Copy out, from the entries below, each line holding the string "icon".
RECORD EXCERPTS section start
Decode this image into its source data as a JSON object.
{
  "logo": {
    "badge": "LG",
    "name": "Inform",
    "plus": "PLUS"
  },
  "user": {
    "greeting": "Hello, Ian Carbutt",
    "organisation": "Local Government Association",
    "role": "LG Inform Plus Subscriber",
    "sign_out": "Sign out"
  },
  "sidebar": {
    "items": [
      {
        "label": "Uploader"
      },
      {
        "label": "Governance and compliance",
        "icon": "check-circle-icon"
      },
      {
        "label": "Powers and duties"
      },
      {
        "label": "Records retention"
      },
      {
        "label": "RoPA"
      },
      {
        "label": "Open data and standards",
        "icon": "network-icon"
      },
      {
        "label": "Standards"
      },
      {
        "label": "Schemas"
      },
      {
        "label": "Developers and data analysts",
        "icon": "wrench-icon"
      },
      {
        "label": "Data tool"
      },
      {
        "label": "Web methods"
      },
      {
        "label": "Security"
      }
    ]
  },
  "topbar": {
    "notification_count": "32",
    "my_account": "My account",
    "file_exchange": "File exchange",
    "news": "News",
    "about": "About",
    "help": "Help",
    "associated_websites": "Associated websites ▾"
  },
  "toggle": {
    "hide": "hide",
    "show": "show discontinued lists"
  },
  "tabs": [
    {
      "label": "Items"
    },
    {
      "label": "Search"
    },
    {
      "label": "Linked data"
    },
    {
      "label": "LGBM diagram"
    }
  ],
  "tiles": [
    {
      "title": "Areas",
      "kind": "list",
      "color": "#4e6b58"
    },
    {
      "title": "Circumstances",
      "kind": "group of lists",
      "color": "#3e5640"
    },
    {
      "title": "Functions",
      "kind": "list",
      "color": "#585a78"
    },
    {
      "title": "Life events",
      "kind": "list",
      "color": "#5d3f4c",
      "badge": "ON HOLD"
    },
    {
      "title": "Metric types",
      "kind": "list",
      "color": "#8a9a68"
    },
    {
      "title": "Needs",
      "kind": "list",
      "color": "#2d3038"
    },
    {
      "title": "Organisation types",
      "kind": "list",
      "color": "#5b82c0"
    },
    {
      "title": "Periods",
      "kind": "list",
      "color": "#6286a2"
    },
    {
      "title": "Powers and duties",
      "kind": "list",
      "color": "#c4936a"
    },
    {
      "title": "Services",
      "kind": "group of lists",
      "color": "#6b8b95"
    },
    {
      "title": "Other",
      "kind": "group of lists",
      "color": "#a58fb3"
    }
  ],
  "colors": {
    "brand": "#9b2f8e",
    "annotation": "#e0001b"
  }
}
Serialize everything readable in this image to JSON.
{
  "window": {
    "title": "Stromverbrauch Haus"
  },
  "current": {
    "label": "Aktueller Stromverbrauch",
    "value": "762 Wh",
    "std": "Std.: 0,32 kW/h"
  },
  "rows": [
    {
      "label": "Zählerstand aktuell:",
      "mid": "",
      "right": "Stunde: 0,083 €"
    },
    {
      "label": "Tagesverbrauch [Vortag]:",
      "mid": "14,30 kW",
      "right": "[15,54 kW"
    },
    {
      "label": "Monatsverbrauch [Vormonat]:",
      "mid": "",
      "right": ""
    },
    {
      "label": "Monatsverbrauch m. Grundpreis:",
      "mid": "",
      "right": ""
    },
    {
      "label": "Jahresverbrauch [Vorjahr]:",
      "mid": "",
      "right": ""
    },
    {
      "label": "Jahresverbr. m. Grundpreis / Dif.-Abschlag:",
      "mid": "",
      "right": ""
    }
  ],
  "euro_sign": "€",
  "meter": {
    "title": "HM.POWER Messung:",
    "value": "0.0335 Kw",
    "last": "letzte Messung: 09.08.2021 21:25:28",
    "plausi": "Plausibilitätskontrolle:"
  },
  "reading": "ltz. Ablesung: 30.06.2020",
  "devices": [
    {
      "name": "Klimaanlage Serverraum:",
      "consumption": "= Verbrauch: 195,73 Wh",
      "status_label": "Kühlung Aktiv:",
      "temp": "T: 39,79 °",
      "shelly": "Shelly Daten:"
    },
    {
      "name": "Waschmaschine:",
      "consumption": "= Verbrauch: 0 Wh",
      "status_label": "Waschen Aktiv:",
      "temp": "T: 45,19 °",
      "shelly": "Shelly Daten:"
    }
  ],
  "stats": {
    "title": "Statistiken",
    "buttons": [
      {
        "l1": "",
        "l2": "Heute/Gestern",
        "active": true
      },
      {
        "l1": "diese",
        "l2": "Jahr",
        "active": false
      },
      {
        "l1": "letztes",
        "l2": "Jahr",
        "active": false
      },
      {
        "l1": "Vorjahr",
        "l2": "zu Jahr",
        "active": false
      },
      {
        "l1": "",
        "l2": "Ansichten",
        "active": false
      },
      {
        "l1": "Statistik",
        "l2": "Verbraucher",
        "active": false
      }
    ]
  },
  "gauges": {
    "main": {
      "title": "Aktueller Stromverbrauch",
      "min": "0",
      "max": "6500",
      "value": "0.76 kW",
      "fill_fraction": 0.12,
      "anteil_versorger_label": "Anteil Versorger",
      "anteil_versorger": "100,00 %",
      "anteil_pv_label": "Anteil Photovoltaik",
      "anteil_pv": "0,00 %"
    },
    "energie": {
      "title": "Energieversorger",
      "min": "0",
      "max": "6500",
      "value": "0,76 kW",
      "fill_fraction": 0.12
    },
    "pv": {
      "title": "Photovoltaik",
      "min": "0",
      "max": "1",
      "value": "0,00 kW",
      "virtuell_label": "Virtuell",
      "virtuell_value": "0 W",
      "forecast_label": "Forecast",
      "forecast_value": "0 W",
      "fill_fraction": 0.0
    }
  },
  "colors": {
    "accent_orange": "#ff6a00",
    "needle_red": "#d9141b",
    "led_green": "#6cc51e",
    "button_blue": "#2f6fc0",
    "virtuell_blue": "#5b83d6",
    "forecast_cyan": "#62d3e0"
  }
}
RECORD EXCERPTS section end
**ANSWER FOR THE TASK**:
        "icon": "check-circle-icon"
        "icon": "network-icon"
        "icon": "wrench-icon"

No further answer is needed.